    – SteveCinq
    Sep 26, 2017 at 0:43

I wrote a little command line utility for Windows called slnStartupProject to set the Startup Project automatically:

slnStartupProject slnFilename projectName

I personally use it to set the startup project after generating the solution with cmake that always sets a dummy ALL_BUILD project as the first project in the solution.

The source is on GitHub. Forks and feedback are welcome.

  • Thanks for this! I was having exactly this problem with cmake and your utility works great!
    – sippa
    Dec 16, 2014 at 20:05
  • 1
    You're welcome! Happy it helps as it's been bugging me for years before I decided to get that resolved for good. Don't really understand why people have philosophical fights about this while it's clearly useful in most cases.
    – michaK
    Dec 29, 2014 at 10:40
  • You .. wait... what? -- you generate your .sln file manually? ... what sorcery is this? Nov 19, 2015 at 21:32

If you are using GIT, you can commit the default SUO file and then mark it as unchanged using

git update-index --assume-unchanged YourSolution.suo

It works also if you want to have more than one project in your default start group. The only disadvantage that I know about is that this command must be run by everyone who don't want to commit the SUO file.

Your Answer

By clicking “Post Your Answer”, you agree to our terms of service, privacy policy and cookie policy
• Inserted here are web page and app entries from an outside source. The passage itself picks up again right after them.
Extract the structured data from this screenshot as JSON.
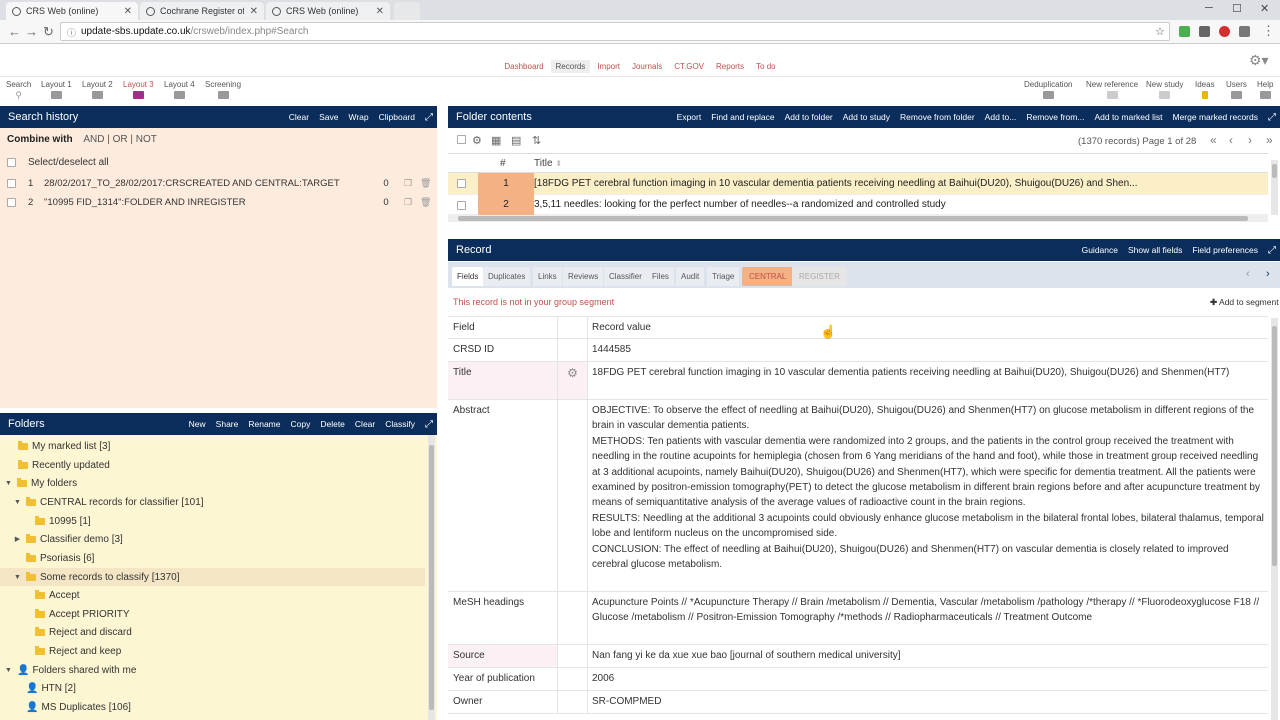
{
  "browser": {
    "tabs": [
      {
        "title": "CRS Web (online)",
        "active": true
      },
      {
        "title": "Cochrane Register of St...",
        "active": false
      },
      {
        "title": "CRS Web (online)",
        "active": false
      }
    ],
    "url_domain": "update-sbs.update.co.uk",
    "url_path": "/crsweb/index.php#Search"
  },
  "topnav": [
    "Dashboard",
    "Records",
    "Import",
    "Journals",
    "CT.GOV",
    "Reports",
    "To do"
  ],
  "toolbar_left": [
    "Search",
    "Layout 1",
    "Layout 2",
    "Layout 3",
    "Layout 4",
    "Screening"
  ],
  "toolbar_right": [
    "Deduplication",
    "New reference",
    "New study",
    "Ideas",
    "Users",
    "Help"
  ],
  "search_history": {
    "title": "Search history",
    "actions": [
      "Clear",
      "Save",
      "Wrap",
      "Clipboard"
    ],
    "combine_label": "Combine with",
    "combine_ops": "AND | OR | NOT",
    "select_all": "Select/deselect all",
    "rows": [
      {
        "num": "1",
        "query": "28/02/2017_TO_28/02/2017:CRSCREATED AND CENTRAL:TARGET",
        "count": "0"
      },
      {
        "num": "2",
        "query": "\"10995 FID_1314\":FOLDER AND INREGISTER",
        "count": "0"
      }
    ]
  },
  "folders": {
    "title": "Folders",
    "actions": [
      "New",
      "Share",
      "Rename",
      "Copy",
      "Delete",
      "Clear",
      "Classify"
    ],
    "items": [
      {
        "label": "My marked list [3]"
      },
      {
        "label": "Recently updated"
      },
      {
        "label": "My folders"
      },
      {
        "label": "CENTRAL records for classifier [101]"
      },
      {
        "label": "10995 [1]"
      },
      {
        "label": "Classifier demo [3]"
      },
      {
        "label": "Psoriasis [6]"
      },
      {
        "label": "Some records to classify [1370]"
      },
      {
        "label": "Accept"
      },
      {
        "label": "Accept PRIORITY"
      },
      {
        "label": "Reject and discard"
      },
      {
        "label": "Reject and keep"
      },
      {
        "label": "Folders shared with me"
      },
      {
        "label": "HTN [2]"
      },
      {
        "label": "MS Duplicates [106]"
      }
    ]
  },
  "folder_contents": {
    "title": "Folder contents",
    "actions": [
      "Export",
      "Find and replace",
      "Add to folder",
      "Add to study",
      "Remove from folder",
      "Add to...",
      "Remove from...",
      "Add to marked list",
      "Merge marked records"
    ],
    "record_info": "(1370 records) Page 1 of 28",
    "col_num": "#",
    "col_title": "Title",
    "rows": [
      {
        "num": "1",
        "title": "[18FDG PET cerebral function imaging in 10 vascular dementia patients receiving needling at Baihui(DU20), Shuigou(DU26) and Shen..."
      },
      {
        "num": "2",
        "title": "3,5,11 needles: looking for the perfect number of needles--a randomized and controlled study"
      }
    ]
  },
  "record": {
    "title": "Record",
    "actions": [
      "Guidance",
      "Show all fields",
      "Field preferences"
    ],
    "tabs": [
      "Fields",
      "Duplicates",
      "Links",
      "Reviews",
      "Classifier",
      "Files",
      "Audit",
      "Triage",
      "CENTRAL",
      "REGISTER"
    ],
    "not_in_segment": "This record is not in your group segment",
    "add_segment": "Add to segment",
    "col_field": "Field",
    "col_value": "Record value",
    "crsd_label": "CRSD ID",
    "crsd_value": "1444585",
    "title_label": "Title",
    "title_value": "18FDG PET cerebral function imaging in 10 vascular dementia patients receiving needling at Baihui(DU20), Shuigou(DU26) and Shenmen(HT7)",
    "abstract_label": "Abstract",
    "abstract_lines": [
      "OBJECTIVE: To observe the effect of needling at Baihui(DU20), Shuigou(DU26) and Shenmen(HT7) on glucose metabolism in different regions of the brain in vascular dementia patients.",
      "METHODS: Ten patients with vascular dementia were randomized into 2 groups, and the patients in the control group received the treatment with needling in the routine acupoints for hemiplegia (chosen from 6 Yang meridians of the hand and foot), while those in treatment group received needling at 3 additional acupoints, namely Baihui(DU20), Shuigou(DU26) and Shenmen(HT7), which were specific for dementia treatment. All the patients were examined by positron-emission tomography(PET) to detect the glucose metabolism in different brain regions before and after acupuncture treatment by means of semiquantitative analysis of the average values of radioactive count in the brain regions.",
      "RESULTS: Needling at the additional 3 acupoints could obviously enhance glucose metabolism in the bilateral frontal lobes, bilateral thalamus, temporal lobe and lentiform nucleus on the uncompromised side.",
      "CONCLUSION: The effect of needling at Baihui(DU20), Shuigou(DU26) and Shenmen(HT7) on vascular dementia is closely related to improved cerebral glucose metabolism."
    ],
    "mesh_label": "MeSH headings",
    "mesh_value": "Acupuncture Points // *Acupuncture Therapy // Brain /metabolism // Dementia, Vascular /metabolism /pathology /*therapy // *Fluorodeoxyglucose F18 // Glucose /metabolism // Positron-Emission Tomography /*methods // Radiopharmaceuticals // Treatment Outcome",
    "source_label": "Source",
    "source_value": "Nan fang yi ke da xue xue bao [journal of southern medical university]",
    "year_label": "Year of publication",
    "year_value": "2006",
    "owner_label": "Owner",
    "owner_value": "SR-COMPMED"
  }
}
Not the answer you're looking for? Browse other questions tagged or ask your own question.